so thats pretty much most of the possibilities.
To be honest slightly hooked brushes can be good for painting eyes and stuff. they hold small drops of paint better somehow.
- too much paint(should be about half way up your bristles)
- not washing properly
- leaving them in the water pot?
- bashing the bristles
- not using the plastic covers
- Careless?(by the sounds of things, no)
Thanks for the advice everyone. Yeah, I have tried to be pretty careful since I ruined the first brush so easily. I try not to get the paint up too high, and make sure to wash them when I'm done. In fact I also do some cursory washing in the middle of painting because it doesn't seem to take long at all for the paint to dry and start to stiffen the brush.
This is how I've been washing them though, tell me if this is bad:

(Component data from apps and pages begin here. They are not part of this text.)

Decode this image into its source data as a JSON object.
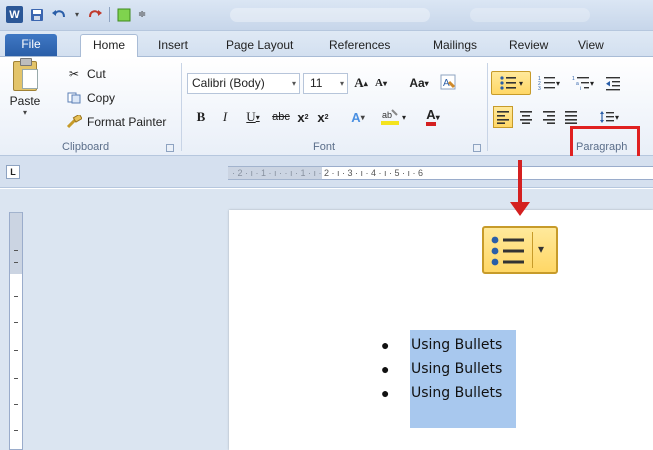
{
  "app": {
    "logo_letter": "W"
  },
  "tabs": [
    {
      "label": "File"
    },
    {
      "label": "Home"
    },
    {
      "label": "Insert"
    },
    {
      "label": "Page Layout"
    },
    {
      "label": "References"
    },
    {
      "label": "Mailings"
    },
    {
      "label": "Review"
    },
    {
      "label": "View"
    }
  ],
  "clipboard": {
    "paste_label": "Paste",
    "cut_label": "Cut",
    "copy_label": "Copy",
    "format_painter_label": "Format Painter",
    "group_label": "Clipboard"
  },
  "font": {
    "font_name": "Calibri (Body)",
    "font_size": "11",
    "group_label": "Font"
  },
  "paragraph": {
    "group_label": "Paragraph"
  },
  "ruler": {
    "text": "· 2 · ı · 1 · ı ·   · ı · 1 · ı · 2 · ı · 3 · ı · 4 · ı · 5 · ı · 6"
  },
  "document": {
    "bullets": [
      "Using Bullets",
      "Using Bullets",
      "Using Bullets"
    ]
  },
  "colors": {
    "highlight_box": "#e02020",
    "arrow": "#d42020",
    "selection": "#a8c8ee",
    "file_tab": "#2a5ea8"
  }
}
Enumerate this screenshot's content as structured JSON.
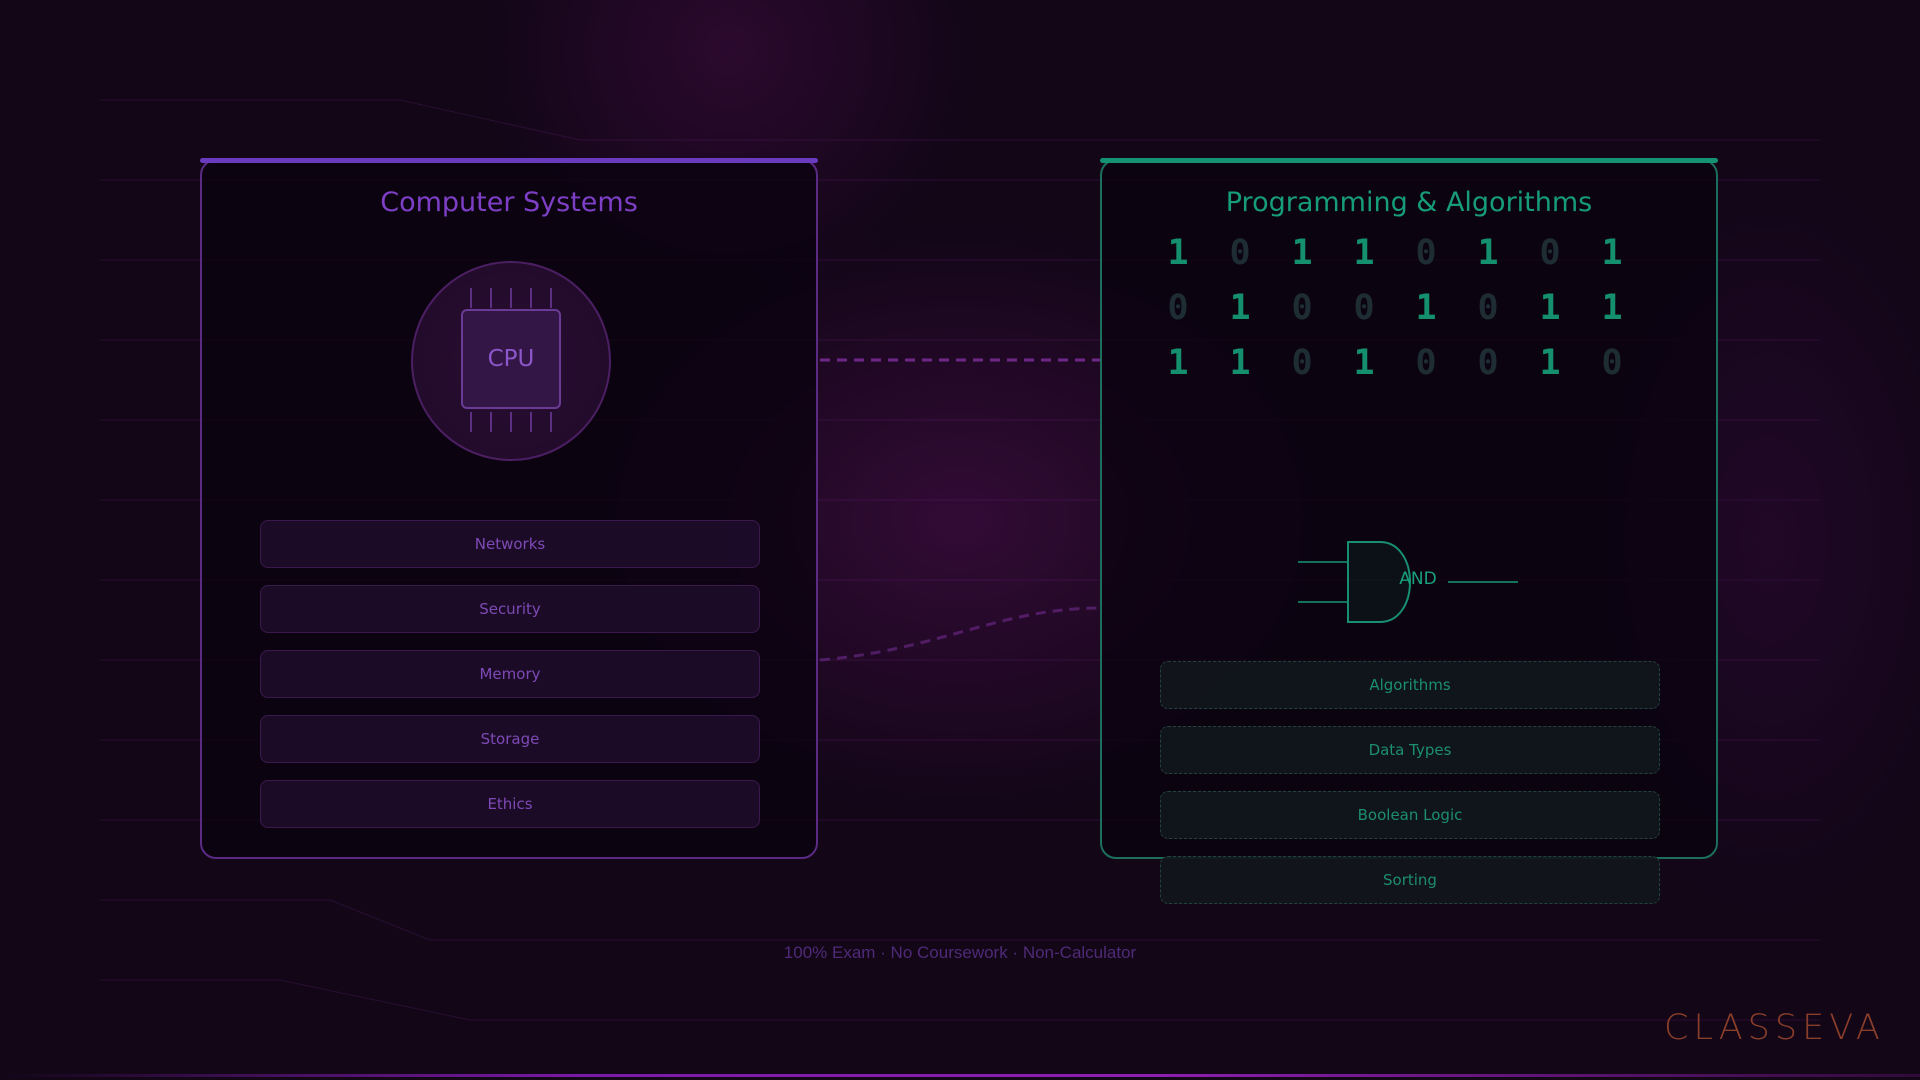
{
  "left_panel": {
    "title": "Computer Systems",
    "chip_label": "CPU",
    "items": [
      "Networks",
      "Security",
      "Memory",
      "Storage",
      "Ethics"
    ],
    "accent": "#7d3fc6"
  },
  "right_panel": {
    "title": "Programming & Algorithms",
    "binary_rows": [
      [
        "1",
        "0",
        "1",
        "1",
        "0",
        "1",
        "0",
        "1"
      ],
      [
        "0",
        "1",
        "0",
        "0",
        "1",
        "0",
        "1",
        "1"
      ],
      [
        "1",
        "1",
        "0",
        "1",
        "0",
        "0",
        "1",
        "0"
      ]
    ],
    "gate_label": "AND",
    "items": [
      "Algorithms",
      "Data Types",
      "Boolean Logic",
      "Sorting"
    ],
    "accent": "#169c7b"
  },
  "footer": {
    "text": "100% Exam · No Coursework · Non-Calculator"
  },
  "brand": {
    "logo_text": "CLASSEVA",
    "color": "#8a3e2a"
  },
  "colors": {
    "background": "#120617",
    "connector": "#6e2a8c"
  }
}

First to get most of the paint off I kind of roll them against the edge of my clear water cup (that's all I do when I do a mid-painting clean). When I see that the paint has stopped coming off the brush, I bring them to the sink and rub the brush against my fingers with hand soap. I don't rub with the brush strait into my hand, but to the side, probably about a 45 degree angle. If I see any traces of paint in the bristles I basically scrape it out with my thumb nail.
So does it sound like any of the washing could be damaging? I may have to try licking them when I'm done, see if that helps...
Curling specifically is a symptom of 'pushing' with a synthetic brush. Try to learn to get the tip into the little crevices by sort of approaching from one side and still using somewhat of a brushing motion. Pushing paint into cracks with the tip will always make synthetic brushes curl over. (I'm a guilty pusher, I just keep a stable of cheap golden taklon brushes with curved in tips for use in base coating so I don't wreck good brushes )
Just because the paint pots don't have a skull & bones on them doesn't mean everything used as acrylic pigments is ok to ingest You should really not get into the brush licking habit if you think you might want to experiment with oils or enamels one day!
edit: I highly recommend this stuff: http://www.dickblick.com/products/ma...and-preserver/
a $7 pot will last years and you can leave a bit in the bristles to condition them in storage.
Last edited by InquisitorAffe; March 1st, 2009 at 01:43.
yea. i got into the brush licking habit. I daren't do it at the shop though, other brush lickers , and my parents give me strange looks. It works though. It really does.
I was taught to repoint my brushes by folding my hand a little and pulling the brush through the crease that forms on your palm, while slowly twisting the brush.. but like others said, don't but too much paint on, pull the brush across models don't scrub, don't leave brushes point down in your water pot, clean them regularly and never never clean in hot water as it melts the glue that holds the bristles in. A little bit of washing up liquid doesn't hurt as long as you get it all out. GW used to do a bar of soap with their more expensive brushes.
Oh and don't worry too much, even the best cared for brush won't last for ever, after a good chunk of painting they will have to get downgraded to dry brushing, then glue applying, then ming then the bin, thus is the lot of a brush.
Also like people have said try other brands, but make sure you get acrylic brushes not watercolor or oil paint.
I tend to stay away from synthetic brushes as much as possible and stick with natural bristle brushes so this technique only works for natural bristle brushes. It is going to sound somewhat quirky, but it works. I will relax my brushes using regular hair conditioner that I grab from our bathroom. I wash my brushes in the normal fashion, then I apply hair conditioner to the brushes and let them sit for a few minutes. I rinse them in luke warm water then remove all the water with my fingers and form them into the shape desired and stick them standing straight up in a styrofoam or a flower form block. I then flip the block over so the brush tips are pointing down and suspend the block inside a mason jar. Gravity does the rest as they dry out completely.
Hope that helps!